Living conditions of Thailand’s indigenous sea people in jeopardy


RANONG, Nov 12 – An increasing number of land developers have encroached the habitats of the Moken ethnic community, the so-called sea gypsies in this southern Thai province on the Andaman Sea, a provincial official said Monday.

Viroj Saengsivarith, deputy governor of Ranong, expressed concern for the plight of the indigenous Moken and Urak Lawoi peoples who have lived on various islands including Lau, Sinhai, Payam and Chang.

According to an initial report, he said, about seven rai of land on Lau Island inhabited by the seafaring people have been taken over by land developers, and Land Department officials have been instructed to find out if they were granted permission to legally occupy the land.

The tsunami which struck southern Thailand in 2004 has changed the sea gypsies’ way of life though the impact was not as severe as in neighbouring Phuket, Phang-nga and Krabi provinces.

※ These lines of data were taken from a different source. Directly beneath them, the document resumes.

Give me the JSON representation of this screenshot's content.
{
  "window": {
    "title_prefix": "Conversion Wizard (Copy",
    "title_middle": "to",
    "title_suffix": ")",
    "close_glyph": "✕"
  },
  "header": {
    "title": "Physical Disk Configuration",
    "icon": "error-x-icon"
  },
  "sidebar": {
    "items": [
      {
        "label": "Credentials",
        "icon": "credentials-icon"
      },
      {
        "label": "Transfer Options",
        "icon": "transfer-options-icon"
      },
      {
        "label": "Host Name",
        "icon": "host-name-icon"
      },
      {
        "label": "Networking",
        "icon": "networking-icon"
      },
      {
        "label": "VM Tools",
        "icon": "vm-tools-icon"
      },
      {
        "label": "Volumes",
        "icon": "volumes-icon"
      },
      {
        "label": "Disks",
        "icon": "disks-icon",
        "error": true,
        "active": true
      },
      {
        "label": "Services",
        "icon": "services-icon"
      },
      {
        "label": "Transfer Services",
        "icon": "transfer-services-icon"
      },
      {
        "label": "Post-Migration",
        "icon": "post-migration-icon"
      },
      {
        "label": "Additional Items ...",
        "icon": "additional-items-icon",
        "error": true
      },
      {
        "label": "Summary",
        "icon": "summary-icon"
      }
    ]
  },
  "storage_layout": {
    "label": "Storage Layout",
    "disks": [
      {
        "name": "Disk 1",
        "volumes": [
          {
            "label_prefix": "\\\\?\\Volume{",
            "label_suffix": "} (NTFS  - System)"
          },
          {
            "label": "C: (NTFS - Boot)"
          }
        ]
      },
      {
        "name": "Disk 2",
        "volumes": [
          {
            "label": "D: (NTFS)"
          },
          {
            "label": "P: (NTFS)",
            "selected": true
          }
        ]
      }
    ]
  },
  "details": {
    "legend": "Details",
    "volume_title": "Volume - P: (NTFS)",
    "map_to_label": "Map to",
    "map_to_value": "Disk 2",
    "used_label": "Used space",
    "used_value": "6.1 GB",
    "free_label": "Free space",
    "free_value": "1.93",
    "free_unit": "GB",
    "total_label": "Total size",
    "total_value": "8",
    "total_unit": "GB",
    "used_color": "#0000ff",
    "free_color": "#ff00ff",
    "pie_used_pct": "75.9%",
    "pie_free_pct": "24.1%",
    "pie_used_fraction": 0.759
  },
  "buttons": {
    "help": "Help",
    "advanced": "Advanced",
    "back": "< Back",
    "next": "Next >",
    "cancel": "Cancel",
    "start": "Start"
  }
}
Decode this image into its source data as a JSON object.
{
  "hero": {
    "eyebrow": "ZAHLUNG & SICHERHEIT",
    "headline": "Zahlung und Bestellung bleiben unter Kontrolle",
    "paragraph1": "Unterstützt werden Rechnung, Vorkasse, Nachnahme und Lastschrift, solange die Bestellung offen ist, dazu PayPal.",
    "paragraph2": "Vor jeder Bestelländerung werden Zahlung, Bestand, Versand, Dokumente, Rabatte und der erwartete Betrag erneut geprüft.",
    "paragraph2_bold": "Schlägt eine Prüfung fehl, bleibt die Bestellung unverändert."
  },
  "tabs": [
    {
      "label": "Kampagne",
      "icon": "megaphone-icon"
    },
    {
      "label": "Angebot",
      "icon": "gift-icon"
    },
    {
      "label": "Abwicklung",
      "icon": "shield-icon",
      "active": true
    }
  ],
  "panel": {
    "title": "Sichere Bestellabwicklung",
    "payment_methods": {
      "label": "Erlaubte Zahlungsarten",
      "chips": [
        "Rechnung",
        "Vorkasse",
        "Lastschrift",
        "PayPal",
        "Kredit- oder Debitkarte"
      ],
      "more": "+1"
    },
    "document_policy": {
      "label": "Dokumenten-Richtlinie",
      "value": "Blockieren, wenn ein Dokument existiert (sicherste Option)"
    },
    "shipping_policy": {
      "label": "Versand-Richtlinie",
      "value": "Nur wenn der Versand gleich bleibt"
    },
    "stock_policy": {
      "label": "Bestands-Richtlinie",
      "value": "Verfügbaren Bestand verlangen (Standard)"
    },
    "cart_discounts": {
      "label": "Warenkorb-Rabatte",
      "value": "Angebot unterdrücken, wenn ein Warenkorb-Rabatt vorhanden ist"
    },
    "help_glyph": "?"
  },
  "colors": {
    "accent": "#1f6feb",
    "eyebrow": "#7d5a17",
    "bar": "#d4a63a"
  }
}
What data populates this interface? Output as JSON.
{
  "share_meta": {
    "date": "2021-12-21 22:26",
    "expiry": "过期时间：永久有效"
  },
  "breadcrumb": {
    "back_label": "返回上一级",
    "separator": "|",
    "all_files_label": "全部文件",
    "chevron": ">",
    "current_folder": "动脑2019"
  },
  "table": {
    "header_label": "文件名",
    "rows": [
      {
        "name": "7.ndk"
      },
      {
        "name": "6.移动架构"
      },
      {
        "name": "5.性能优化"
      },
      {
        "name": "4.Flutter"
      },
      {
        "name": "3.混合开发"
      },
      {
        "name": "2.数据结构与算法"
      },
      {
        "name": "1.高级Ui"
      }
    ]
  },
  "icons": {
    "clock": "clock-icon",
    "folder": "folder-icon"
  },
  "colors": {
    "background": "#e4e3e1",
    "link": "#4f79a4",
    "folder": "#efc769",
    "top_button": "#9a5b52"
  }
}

Jirasak Boonsong, an official of the Public Organisation — private body assisting the seafaring people in Ranong, said Moken are stateless people not entitled to any legal rights.

He called on the government to allow the sea gypsies to live in a provided settlement, which could be called a special cultural zone, to protect them from external encroachment.

Sidit Pramongkit, chief of the Moken dwellers on Lau island, said 201 Moken people, 39 families, currently live on the Lau, Payam and Chang Islands.